Task item:
Every line below that carries the word "icon" needs to be copied.

** Dataset records follows **

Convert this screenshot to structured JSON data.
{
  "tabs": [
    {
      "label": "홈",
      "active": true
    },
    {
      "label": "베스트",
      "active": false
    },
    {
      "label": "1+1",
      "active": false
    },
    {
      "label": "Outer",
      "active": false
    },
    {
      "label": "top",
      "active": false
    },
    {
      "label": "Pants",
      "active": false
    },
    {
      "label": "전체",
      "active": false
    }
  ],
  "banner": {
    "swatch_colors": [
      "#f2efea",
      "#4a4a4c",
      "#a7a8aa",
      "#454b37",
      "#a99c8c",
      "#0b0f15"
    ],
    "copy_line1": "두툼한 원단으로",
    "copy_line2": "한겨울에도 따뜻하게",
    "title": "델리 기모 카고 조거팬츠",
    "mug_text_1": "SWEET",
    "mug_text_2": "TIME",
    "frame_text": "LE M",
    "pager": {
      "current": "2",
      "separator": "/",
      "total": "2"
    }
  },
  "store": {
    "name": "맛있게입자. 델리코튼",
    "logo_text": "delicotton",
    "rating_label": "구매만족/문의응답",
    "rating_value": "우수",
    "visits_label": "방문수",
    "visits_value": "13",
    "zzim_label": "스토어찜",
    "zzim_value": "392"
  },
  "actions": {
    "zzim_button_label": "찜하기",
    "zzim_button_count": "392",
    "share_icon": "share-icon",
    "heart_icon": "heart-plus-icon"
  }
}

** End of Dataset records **

Result below:
    "share_icon": "share-icon",
    "heart_icon": "heart-plus-icon"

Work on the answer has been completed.